Why celebrate this festival that seems so “Christian”? Why is it of any value? Rudolf Steiner gives some insight into an understanding of the “Inauguration of Waldorf Education” in a lecture called “Education as a Social Problem”, August 16, 1919.
“If humanity were not to develop anything else except intellectual intelligence, Man would become an evil being on earth”. If we want to think of a wholesome future of mankind, we must not count on the one-sided development of intelligence… At this point we confront a deep secret of Christian-esoteric development. If the Mystery of Golgotha had not taken place in the course of earthly evolution, human beings could not avoid gradually becoming evil through their intelligence; inevitably they would fall prey to error… But Christ has flowed out into the evolution of humanity, and since then He is within it – within that which one knows as The Resurrection – and He is, above all, within our own forces of soul.
It must be demanded, especially of teachers, that their souls be strongly gripped by the anxious concern on behalf of humanity in the face of the temptations which the intellect brings with it! We must, however, be clear that this Christ-Impulse should not be the dogmatism of some religious body.
In a foreword to the book “The Festivals and their Meaning”, A,P. Shepherd points out that Rudolf Steiner saw Whitsun or Pentecost as the completion of the great redemptive work of Christ, a completion into which man could not enter in full consciousness until our present age.
The Origin of the Festival of Whitsun
The Mystery of Golgotha is accomplished and then follows the Resurrection, after which Christ is still perceived for a time. Then at the so-called Ascension, His closest disciples are able to perceive the dissolution of the bodily form which He had assumed. They gather together in Jerusalem for ten days. On the Day of Pentecost – a Jewish Festival – they are gathered together. They experience a mighty wind, tongues of fire descend on their heads, they understand different people speaking different languages.
Thus they receive the “Holy Spirit”.
Found in the Bible: Acts 2: 1-13

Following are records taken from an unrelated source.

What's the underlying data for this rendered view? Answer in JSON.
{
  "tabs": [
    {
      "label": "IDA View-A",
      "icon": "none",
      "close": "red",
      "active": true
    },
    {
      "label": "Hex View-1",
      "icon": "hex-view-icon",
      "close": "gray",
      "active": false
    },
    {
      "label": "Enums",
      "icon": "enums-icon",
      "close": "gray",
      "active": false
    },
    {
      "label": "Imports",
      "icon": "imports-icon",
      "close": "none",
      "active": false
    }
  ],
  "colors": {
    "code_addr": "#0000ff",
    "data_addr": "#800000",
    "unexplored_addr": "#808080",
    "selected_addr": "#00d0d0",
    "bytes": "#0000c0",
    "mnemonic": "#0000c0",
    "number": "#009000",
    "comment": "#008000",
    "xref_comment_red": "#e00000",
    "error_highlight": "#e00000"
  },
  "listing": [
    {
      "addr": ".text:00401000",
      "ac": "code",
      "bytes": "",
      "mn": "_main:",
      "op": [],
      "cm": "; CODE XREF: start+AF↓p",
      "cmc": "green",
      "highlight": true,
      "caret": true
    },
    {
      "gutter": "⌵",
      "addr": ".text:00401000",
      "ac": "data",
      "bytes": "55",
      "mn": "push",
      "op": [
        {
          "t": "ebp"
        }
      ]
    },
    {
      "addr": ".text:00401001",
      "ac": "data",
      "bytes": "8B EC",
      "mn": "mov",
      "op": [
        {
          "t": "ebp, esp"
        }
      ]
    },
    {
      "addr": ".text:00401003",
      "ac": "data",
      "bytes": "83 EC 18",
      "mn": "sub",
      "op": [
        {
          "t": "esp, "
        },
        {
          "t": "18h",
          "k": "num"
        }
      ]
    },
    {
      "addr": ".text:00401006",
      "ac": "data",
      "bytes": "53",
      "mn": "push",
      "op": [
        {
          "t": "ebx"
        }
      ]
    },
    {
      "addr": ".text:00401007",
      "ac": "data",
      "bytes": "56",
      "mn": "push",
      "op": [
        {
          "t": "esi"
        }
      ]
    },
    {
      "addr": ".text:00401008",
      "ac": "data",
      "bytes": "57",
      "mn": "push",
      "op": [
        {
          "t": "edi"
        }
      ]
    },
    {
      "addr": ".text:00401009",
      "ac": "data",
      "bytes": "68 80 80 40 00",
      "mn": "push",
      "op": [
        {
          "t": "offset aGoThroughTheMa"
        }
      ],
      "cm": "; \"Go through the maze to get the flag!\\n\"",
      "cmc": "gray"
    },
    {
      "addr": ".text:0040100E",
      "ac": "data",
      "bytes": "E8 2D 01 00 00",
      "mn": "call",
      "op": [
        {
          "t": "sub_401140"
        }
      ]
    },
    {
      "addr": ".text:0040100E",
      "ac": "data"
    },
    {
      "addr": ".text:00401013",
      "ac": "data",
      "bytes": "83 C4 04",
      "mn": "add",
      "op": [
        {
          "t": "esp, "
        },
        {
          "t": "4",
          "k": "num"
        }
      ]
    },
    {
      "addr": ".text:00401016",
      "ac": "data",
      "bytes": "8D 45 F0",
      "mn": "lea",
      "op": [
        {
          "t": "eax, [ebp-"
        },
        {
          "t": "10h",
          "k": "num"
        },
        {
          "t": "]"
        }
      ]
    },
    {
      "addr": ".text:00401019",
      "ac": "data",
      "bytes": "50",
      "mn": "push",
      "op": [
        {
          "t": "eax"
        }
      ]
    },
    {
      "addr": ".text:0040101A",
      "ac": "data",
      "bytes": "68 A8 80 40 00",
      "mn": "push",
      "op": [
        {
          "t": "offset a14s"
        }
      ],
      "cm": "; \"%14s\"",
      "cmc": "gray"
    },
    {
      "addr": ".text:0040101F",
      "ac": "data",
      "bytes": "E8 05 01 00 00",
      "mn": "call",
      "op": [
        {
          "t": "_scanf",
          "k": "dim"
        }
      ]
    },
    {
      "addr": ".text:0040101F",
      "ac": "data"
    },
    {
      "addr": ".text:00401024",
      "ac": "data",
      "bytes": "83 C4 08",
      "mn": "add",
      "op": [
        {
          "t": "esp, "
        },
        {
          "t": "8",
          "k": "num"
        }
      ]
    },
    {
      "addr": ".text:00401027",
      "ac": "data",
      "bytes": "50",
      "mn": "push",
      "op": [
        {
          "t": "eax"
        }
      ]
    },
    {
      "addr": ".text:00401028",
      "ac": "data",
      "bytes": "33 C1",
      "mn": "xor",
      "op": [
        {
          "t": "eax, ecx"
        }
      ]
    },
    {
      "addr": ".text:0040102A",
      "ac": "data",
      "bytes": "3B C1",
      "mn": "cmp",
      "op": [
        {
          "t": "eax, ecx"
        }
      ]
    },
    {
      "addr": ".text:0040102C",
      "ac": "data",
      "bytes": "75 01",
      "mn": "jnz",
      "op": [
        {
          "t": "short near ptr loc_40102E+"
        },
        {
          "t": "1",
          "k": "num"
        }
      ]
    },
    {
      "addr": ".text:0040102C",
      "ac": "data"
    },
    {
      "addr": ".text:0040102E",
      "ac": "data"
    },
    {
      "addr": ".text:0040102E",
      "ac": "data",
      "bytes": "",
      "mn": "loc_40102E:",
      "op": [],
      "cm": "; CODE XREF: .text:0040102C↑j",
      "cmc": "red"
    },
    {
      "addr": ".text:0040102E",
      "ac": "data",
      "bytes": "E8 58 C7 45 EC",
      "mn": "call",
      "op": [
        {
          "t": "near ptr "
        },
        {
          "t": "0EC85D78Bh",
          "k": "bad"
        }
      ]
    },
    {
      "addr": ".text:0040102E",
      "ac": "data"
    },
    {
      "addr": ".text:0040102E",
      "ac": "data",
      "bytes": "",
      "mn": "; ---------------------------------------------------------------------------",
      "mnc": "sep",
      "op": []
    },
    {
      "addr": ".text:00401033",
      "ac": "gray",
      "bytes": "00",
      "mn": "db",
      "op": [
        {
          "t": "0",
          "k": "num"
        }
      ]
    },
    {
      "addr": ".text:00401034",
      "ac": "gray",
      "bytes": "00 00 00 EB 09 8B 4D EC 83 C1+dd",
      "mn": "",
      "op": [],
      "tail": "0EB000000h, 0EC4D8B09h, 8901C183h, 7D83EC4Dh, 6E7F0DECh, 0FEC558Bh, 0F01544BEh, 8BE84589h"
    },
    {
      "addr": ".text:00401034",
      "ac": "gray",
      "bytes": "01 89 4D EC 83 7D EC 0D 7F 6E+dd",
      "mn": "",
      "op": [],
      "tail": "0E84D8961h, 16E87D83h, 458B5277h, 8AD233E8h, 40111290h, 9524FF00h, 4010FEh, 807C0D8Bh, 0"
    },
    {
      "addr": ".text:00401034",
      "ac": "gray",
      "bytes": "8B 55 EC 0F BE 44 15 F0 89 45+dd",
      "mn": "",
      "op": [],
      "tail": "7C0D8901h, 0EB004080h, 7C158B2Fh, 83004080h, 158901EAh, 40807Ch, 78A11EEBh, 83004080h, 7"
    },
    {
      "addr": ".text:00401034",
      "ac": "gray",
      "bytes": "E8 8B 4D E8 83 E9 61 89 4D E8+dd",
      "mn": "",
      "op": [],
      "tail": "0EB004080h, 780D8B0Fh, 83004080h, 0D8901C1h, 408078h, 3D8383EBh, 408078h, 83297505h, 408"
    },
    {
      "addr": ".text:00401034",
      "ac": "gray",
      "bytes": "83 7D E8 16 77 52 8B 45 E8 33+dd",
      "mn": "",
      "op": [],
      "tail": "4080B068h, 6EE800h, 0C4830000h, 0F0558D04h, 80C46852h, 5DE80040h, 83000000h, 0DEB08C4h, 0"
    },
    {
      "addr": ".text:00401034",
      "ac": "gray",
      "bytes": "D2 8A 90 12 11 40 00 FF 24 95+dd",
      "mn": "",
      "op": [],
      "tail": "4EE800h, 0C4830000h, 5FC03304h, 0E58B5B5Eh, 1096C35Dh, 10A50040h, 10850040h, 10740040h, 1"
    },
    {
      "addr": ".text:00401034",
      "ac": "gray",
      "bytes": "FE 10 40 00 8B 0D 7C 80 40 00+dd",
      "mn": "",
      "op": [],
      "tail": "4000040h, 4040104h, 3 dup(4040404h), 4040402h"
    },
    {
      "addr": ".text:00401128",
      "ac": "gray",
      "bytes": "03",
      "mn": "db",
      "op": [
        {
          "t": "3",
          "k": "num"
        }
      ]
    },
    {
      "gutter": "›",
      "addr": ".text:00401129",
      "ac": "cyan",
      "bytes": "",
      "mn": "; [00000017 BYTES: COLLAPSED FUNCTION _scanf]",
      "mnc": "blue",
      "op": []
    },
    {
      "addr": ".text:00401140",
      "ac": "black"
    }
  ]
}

“Thus we now understand what the power of the Holy Spirit is: it is the power which will raise each man ever more and more above all that differentiates and separates him from others, and make him a member of the whole of humanity on the earth, a power which works as a bond of soul between each and every soul, no matter in what bodies they may be.
Why is it celebrated here at Stellenbosch and not often in other schools?
1) Estelle Bryer encouraged me enthusiastically at the founding of Honeybush to think of bringing Whitsun into the nursery school, emphasizing the social aspect and the colours – white and orange. It was celebrated as a morning open to mothers to come and light candles with their children in the early Honeybush days.
2) I found out it is an old Stellenbosch rural tradition especially amongst farm mothers to dress in pure white for “Pinkster Sondag” (also a tradition in the British Waldorf Kindergartens). The first Honeybush parents from Idas Valley, Pniel and Kylemore embraced the celebration wholeheartedly, remembering their own school days.
3) In later years teachers became enthusiastic about Whitsun; the children who knew it in the nursery school wished to continue celebrating. It grew into a “tradition”, but clearly with a very true purpose in mind.
Sources for developing Whitsun:
1) Festivals with Children, Brigitte Barz p.70+
2) Festivals, Family and Food, Diana Carey, Judy Large p.48+
3) The Festivals and their Meaning, Rudolf Steiner, p.243+
Every year the festival has developed further and further with the enthusiasm of more teachers adding new elements. In 1999 we worked with the 12 senses and came to the idea of the memory and the etheric and the sense of smell being strongly linked. Then we decided to create the orange-clove candle holders – while the children work on the candle holder they can associate oranges with water, rain, fallen leaves, fires …
There is also the white dove symbol of the Holy Spirit and also of peace … We can make white paper doves and hear a white bird story! The flames burning together emphasise the community created in a school – the overcoming of what separates us, for in each of us there exists the eternal!
We all dress in white in the old Stellenbosch tradition, perhaps symbolizing our pure intentions? We also in this way look ahead to the great St. John’s Bonfire at the end of term.
Written by a former teacher at Stellenbosch Waldorf School